Yes, the egg.

The chicken evolved from another animal. Maybe a dinosaur, maybe a bird, maybe some other creature we have yet to discover. Chickens are mutants. Some animal laid an egg, inside that egg was a mutation and when it hatched, a chicken was born.

Except, once I started writing this and went searching for the scientific evidence that I held as truth I learned British scientists had discovered a protein they claim unequivocally proves the chicken came first.

The scientists found that a protein found only in a chicken’s ovaries is necessary for the formation of the egg. The egg can therefore only exist if it has been created inside a chicken. The protein speeds up the development of the hard shell, which is essential in protecting the delicate yolk and fluids while the chick grows inside the egg, the report said.  ”It had long been suspected that the egg came first but now we have the scientific proof that shows that in fact the chicken came first,” said Dr. Colin Freeman, from Sheffield University’s Department of Engineering Materials, according to the Mail.” The protein had been identified before and it was linked to egg formation, but by examining it closely we have been able to see how it controls the process,” he said.

Well, the answer is the chicken. So there.

Every day you have the capacity to know more than the day before. Every day the potential exists for you to realize that something you held as absolute truth it’s not.

Next time someone says it’s a chicken and egg thing, just say the chicken came first, make a decision, move the conversation, question your assumptions, get the thing done, and go learn something new.

The Thinking Mechanism is a series of weekly posts, published on Fridays, covering the ideas The Mechanism is thinking and talking about with our peers and clients.

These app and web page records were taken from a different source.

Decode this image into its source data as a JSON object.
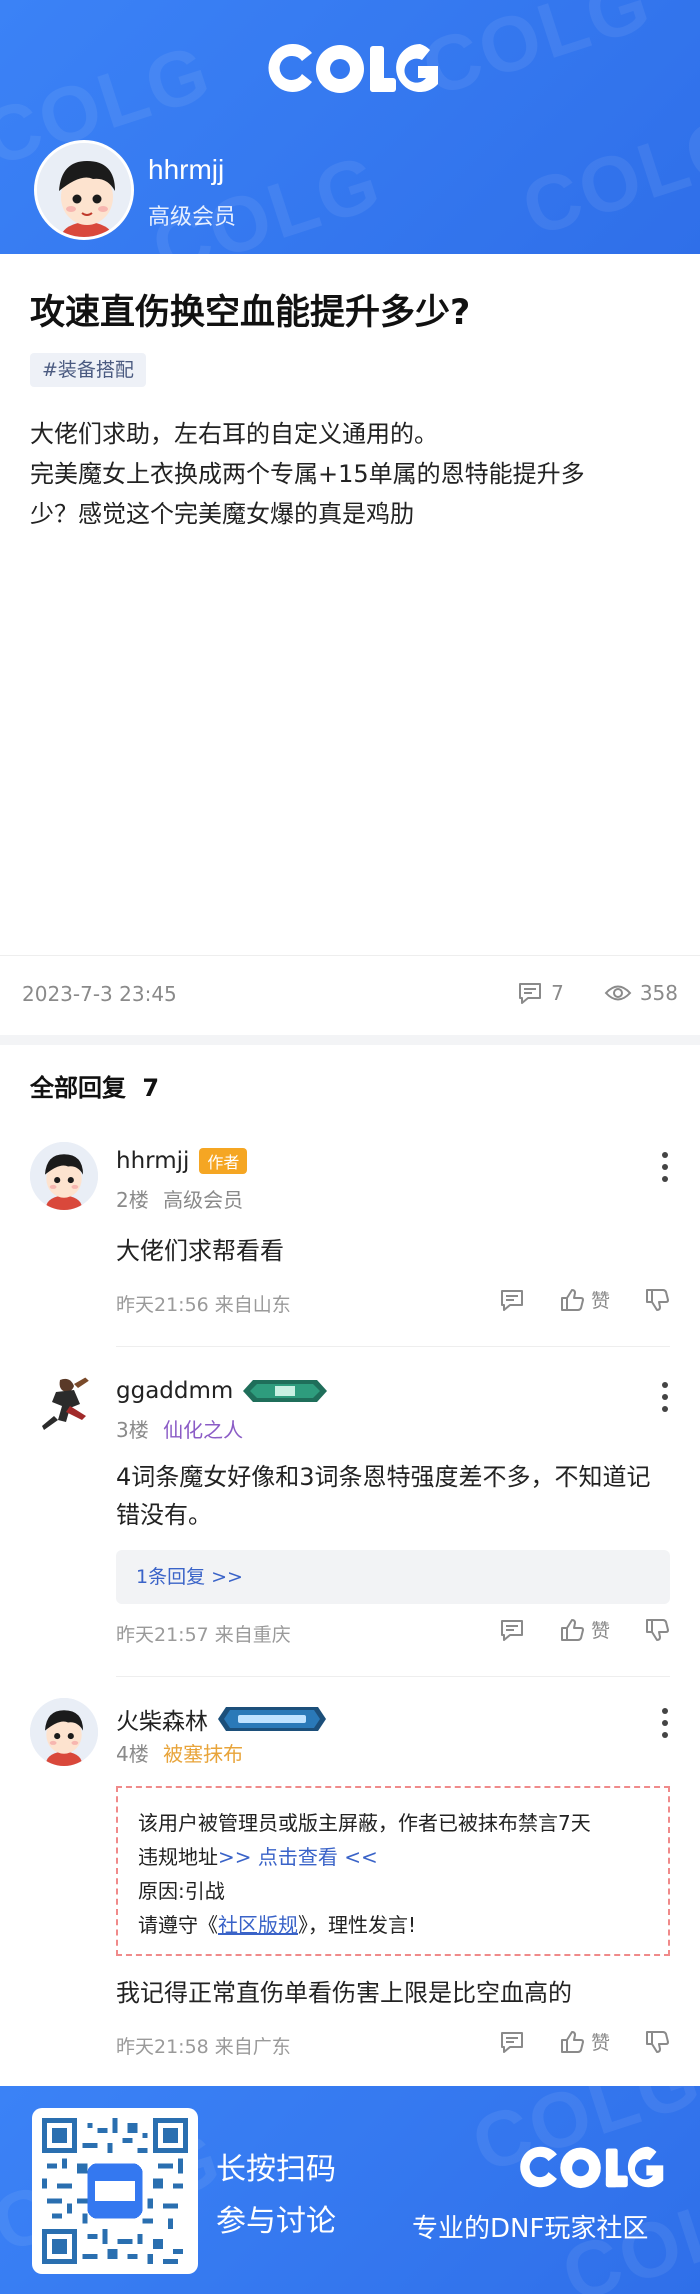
{
  "header": {
    "logo_text": "COLG",
    "username": "hhrmjj",
    "level": "高级会员"
  },
  "post": {
    "title": "攻速直伤换空血能提升多少?",
    "tag": "#装备搭配",
    "body_line1": "大佬们求助，左右耳的自定义通用的。",
    "body_line2": "完美魔女上衣换成两个专属+15单属的恩特能提升多",
    "body_line3": "少？感觉这个完美魔女爆的真是鸡肋",
    "date": "2023-7-3 23:45",
    "comment_count": "7",
    "view_count": "358"
  },
  "replies_header": {
    "label": "全部回复",
    "count": "7"
  },
  "replies": [
    {
      "name": "hhrmjj",
      "badge": "作者",
      "floor": "2楼",
      "role": "高级会员",
      "content": "大佬们求帮看看",
      "time": "昨天21:56 来自山东",
      "like_label": "赞"
    },
    {
      "name": "ggaddmm",
      "floor": "3楼",
      "role": "仙化之人",
      "content": "4词条魔女好像和3词条恩特强度差不多，不知道记错没有。",
      "sub_reply": "1条回复 >>",
      "time": "昨天21:57 来自重庆",
      "like_label": "赞"
    },
    {
      "name": "火柴森林",
      "floor": "4楼",
      "role": "被塞抹布",
      "ban_line1": "该用户被管理员或版主屏蔽，作者已被抹布禁言7天",
      "ban_line2_prefix": "违规地址",
      "ban_line2_link": ">> 点击查看 <<",
      "ban_line3": "原因:引战",
      "ban_line4_prefix": "请遵守《",
      "ban_line4_link": "社区版规",
      "ban_line4_suffix": "》，理性发言!",
      "content": "我记得正常直伤单看伤害上限是比空血高的",
      "time": "昨天21:58 来自广东",
      "like_label": "赞"
    }
  ],
  "footer": {
    "line1": "长按扫码",
    "line2": "参与讨论",
    "logo_text": "COLG",
    "slogan": "专业的DNF玩家社区"
  },
  "colors": {
    "brand_blue": "#3478f0",
    "author_badge": "#f5a623",
    "role_purple": "#8b5cc6",
    "role_orange": "#e8a43a",
    "link_blue": "#3a63c8",
    "ban_border": "#f08a8a"
  }
}
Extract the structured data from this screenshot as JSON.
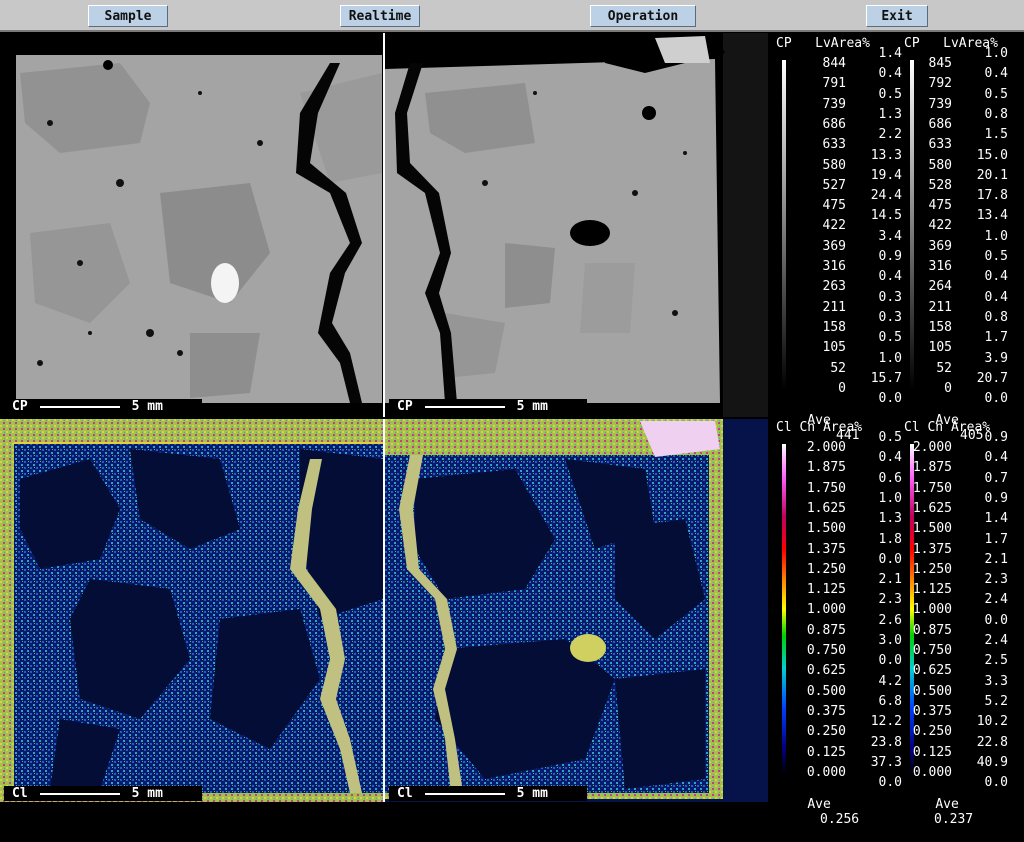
{
  "toolbar": {
    "buttons": [
      "Sample",
      "Realtime",
      "Operation",
      "Exit"
    ]
  },
  "panels": [
    {
      "label": "CP",
      "scale": "5 mm"
    },
    {
      "label": "CP",
      "scale": "5 mm"
    },
    {
      "label": "Cl",
      "scale": "5 mm"
    },
    {
      "label": "Cl",
      "scale": "5 mm"
    }
  ],
  "legends": {
    "cp_left": {
      "header": "CP   LvArea%",
      "levels": [
        "844",
        "791",
        "739",
        "686",
        "633",
        "580",
        "527",
        "475",
        "422",
        "369",
        "316",
        "263",
        "211",
        "158",
        "105",
        "52",
        "0"
      ],
      "areas": [
        "1.4",
        "0.4",
        "0.5",
        "1.3",
        "2.2",
        "13.3",
        "19.4",
        "24.4",
        "14.5",
        "3.4",
        "0.9",
        "0.4",
        "0.3",
        "0.3",
        "0.5",
        "1.0",
        "15.7",
        "0.0"
      ],
      "ave_label": "Ave",
      "ave_value": "441"
    },
    "cp_right": {
      "header": "CP   LvArea%",
      "levels": [
        "845",
        "792",
        "739",
        "686",
        "633",
        "580",
        "528",
        "475",
        "422",
        "369",
        "316",
        "264",
        "211",
        "158",
        "105",
        "52",
        "0"
      ],
      "areas": [
        "1.0",
        "0.4",
        "0.5",
        "0.8",
        "1.5",
        "15.0",
        "20.1",
        "17.8",
        "13.4",
        "1.0",
        "0.5",
        "0.4",
        "0.4",
        "0.8",
        "1.7",
        "3.9",
        "20.7",
        "0.0"
      ],
      "ave_label": "Ave",
      "ave_value": "405"
    },
    "cl_left": {
      "header": "Cl Cn Area%",
      "levels": [
        "2.000",
        "1.875",
        "1.750",
        "1.625",
        "1.500",
        "1.375",
        "1.250",
        "1.125",
        "1.000",
        "0.875",
        "0.750",
        "0.625",
        "0.500",
        "0.375",
        "0.250",
        "0.125",
        "0.000"
      ],
      "areas": [
        "0.5",
        "0.4",
        "0.6",
        "1.0",
        "1.3",
        "1.8",
        "0.0",
        "2.1",
        "2.3",
        "2.6",
        "3.0",
        "0.0",
        "4.2",
        "6.8",
        "12.2",
        "23.8",
        "37.3",
        "0.0"
      ],
      "ave_label": "Ave",
      "ave_value": "0.256"
    },
    "cl_right": {
      "header": "Cl Cn Area%",
      "levels": [
        "2.000",
        "1.875",
        "1.750",
        "1.625",
        "1.500",
        "1.375",
        "1.250",
        "1.125",
        "1.000",
        "0.875",
        "0.750",
        "0.625",
        "0.500",
        "0.375",
        "0.250",
        "0.125",
        "0.000"
      ],
      "areas": [
        "0.9",
        "0.4",
        "0.7",
        "0.9",
        "1.4",
        "1.7",
        "2.1",
        "2.3",
        "2.4",
        "0.0",
        "2.4",
        "2.5",
        "3.3",
        "5.2",
        "10.2",
        "22.8",
        "40.9",
        "0.0"
      ],
      "ave_label": "Ave",
      "ave_value": "0.237"
    }
  },
  "colors": {
    "toolbar_bg": "#c8c8c8",
    "button_bg": "#bcd0e6",
    "cl_background": "#05103a",
    "cl_high": "#f0d040"
  }
}
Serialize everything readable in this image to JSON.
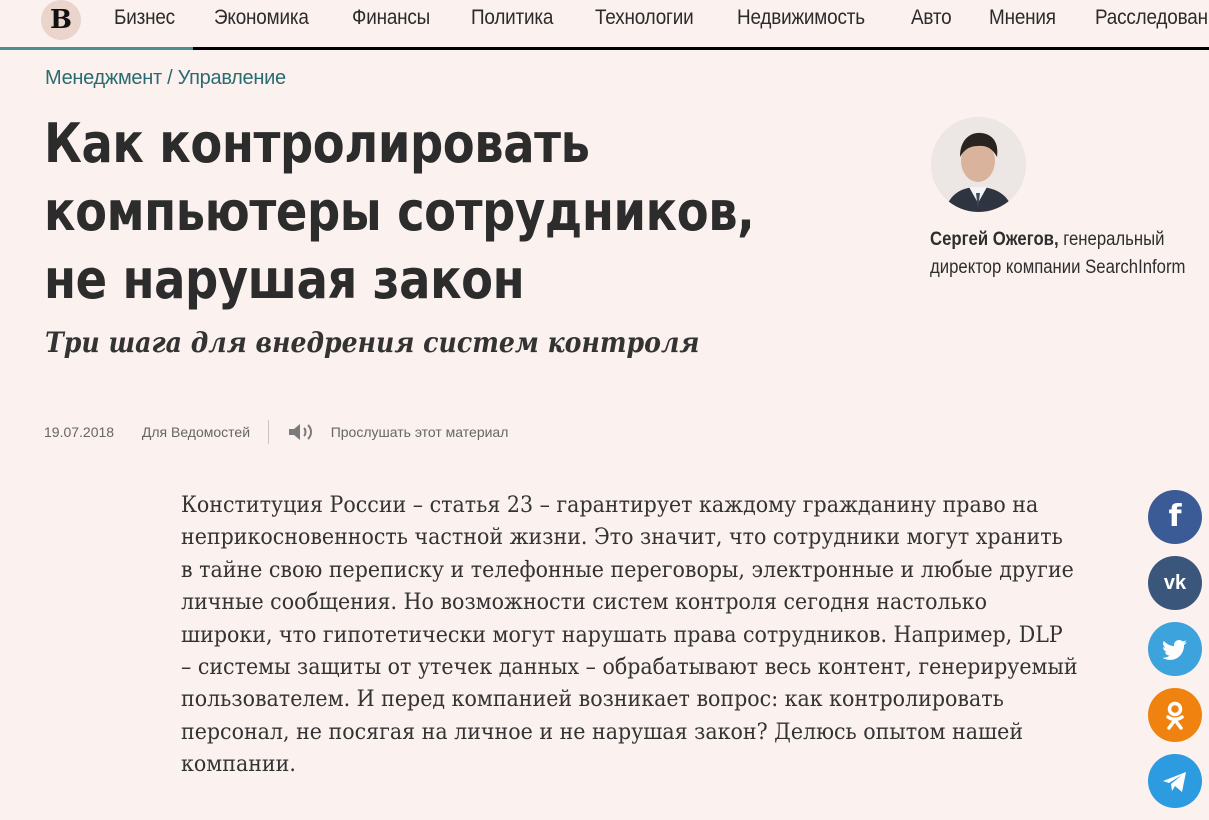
{
  "logo": {
    "letter": "В"
  },
  "nav": [
    {
      "label": "Бизнес"
    },
    {
      "label": "Экономика"
    },
    {
      "label": "Финансы"
    },
    {
      "label": "Политика"
    },
    {
      "label": "Технологии"
    },
    {
      "label": "Недвижимость"
    },
    {
      "label": "Авто"
    },
    {
      "label": "Мнения"
    },
    {
      "label": "Расследования"
    }
  ],
  "article": {
    "rubric": "Менеджмент / Управление",
    "title": "Как контролировать компьютеры сотрудников, не нарушая закон",
    "subtitle": "Три шага для внедрения систем контроля",
    "date": "19.07.2018",
    "source": "Для Ведомостей",
    "listen_label": "Прослушать этот материал",
    "body": "Конституция России – статья 23 – гарантирует каждому гражданину право на неприкосновенность частной жизни. Это значит, что сотрудники могут хранить в тайне свою переписку и телефонные переговоры, электронные и любые другие личные сообщения. Но возможности систем контроля сегодня настолько широки, что гипотетически могут нарушать права сотрудников. Например, DLP – системы защиты от утечек данных – обрабатывают весь контент, генерируемый пользователем. И перед компанией возникает вопрос: как контролировать персонал, не посягая на личное и не нарушая закон? Делюсь опытом нашей компании."
  },
  "author": {
    "name": "Сергей Ожегов,",
    "role_line1": "генеральный",
    "role_line2": "директор компании SearchInform"
  },
  "share": {
    "facebook_glyph": "f",
    "vk_glyph": "vk",
    "colors": {
      "facebook": "#3b5b97",
      "vk": "#3a567a",
      "twitter": "#3ca3dc",
      "ok": "#f0830f",
      "telegram": "#2d9be0"
    }
  },
  "colors": {
    "background": "#fbf1ee",
    "accent": "#4d8c90",
    "rubric": "#2a6b6f"
  }
}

It used to be that art was the device we used to view ourselves within the world around us. Art would help us see things in new ways, with new perspectives. Once you stood in front of Monet’s Water Lilies at MoMA, a massive triptych the size of a wall, you never looked at water the same again.

Today technology is what we use to view ourselves, but unlike art, the better the technology gets the more introspective the perspective becomes. We are coddled by algorithms and mobile devices to do what we want, the way we want it, when we want it, everything shifting towards us and not the world around us.

As hurricane Irene assaulted our area with it’s macabre beauty and destruction, it was hard not to think that water is truly the enemy of technology. Hard not to think that we need more artists using technology to create art that shifts our viewfinder outwards allowing us to see things again for the first time.

That is precisely what two young filmmakers did while Irene pummeled the streets of New York, and in turn shared with us a new, unexpected perspective of the city we love and often take from granted.

The Thinking Mechanism is a series of weekly posts, published on Fridays, covering the ideas The Mechanism is thinking and talking about with our peers and clients.